### Task requirements
Could you set down all of the data again, exactly as it stands?
--- Given entries ---
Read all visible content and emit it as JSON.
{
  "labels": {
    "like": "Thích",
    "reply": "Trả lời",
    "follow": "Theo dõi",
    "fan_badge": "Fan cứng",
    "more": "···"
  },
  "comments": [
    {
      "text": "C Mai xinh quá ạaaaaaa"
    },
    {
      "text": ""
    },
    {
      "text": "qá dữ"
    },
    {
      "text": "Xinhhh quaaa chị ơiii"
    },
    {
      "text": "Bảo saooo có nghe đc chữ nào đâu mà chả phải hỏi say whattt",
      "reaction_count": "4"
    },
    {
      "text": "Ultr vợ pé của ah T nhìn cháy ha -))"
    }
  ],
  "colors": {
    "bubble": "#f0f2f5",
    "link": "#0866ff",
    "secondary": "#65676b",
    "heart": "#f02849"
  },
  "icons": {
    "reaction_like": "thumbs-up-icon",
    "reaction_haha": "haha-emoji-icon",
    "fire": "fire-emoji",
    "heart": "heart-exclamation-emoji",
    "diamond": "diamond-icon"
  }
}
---
### Reply
Read all visible content and emit it as JSON.
{
  "labels": {
    "like": "Thích",
    "reply": "Trả lời",
    "follow": "Theo dõi",
    "fan_badge": "Fan cứng",
    "more": "···"
  },
  "comments": [
    {
      "text": "C Mai xinh quá ạaaaaaa"
    },
    {
      "text": ""
    },
    {
      "text": "qá dữ"
    },
    {
      "text": "Xinhhh quaaa chị ơiii"
    },
    {
      "text": "Bảo saooo có nghe đc chữ nào đâu mà chả phải hỏi say whattt",
      "reaction_count": "4"
    },
    {
      "text": "Ultr vợ pé của ah T nhìn cháy ha -))"
    }
  ],
  "colors": {
    "bubble": "#f0f2f5",
    "link": "#0866ff",
    "secondary": "#65676b",
    "heart": "#f02849"
  },
  "icons": {
    "reaction_like": "thumbs-up-icon",
    "reaction_haha": "haha-emoji-icon",
    "fire": "fire-emoji",
    "heart": "heart-exclamation-emoji",
    "diamond": "diamond-icon"
  }
}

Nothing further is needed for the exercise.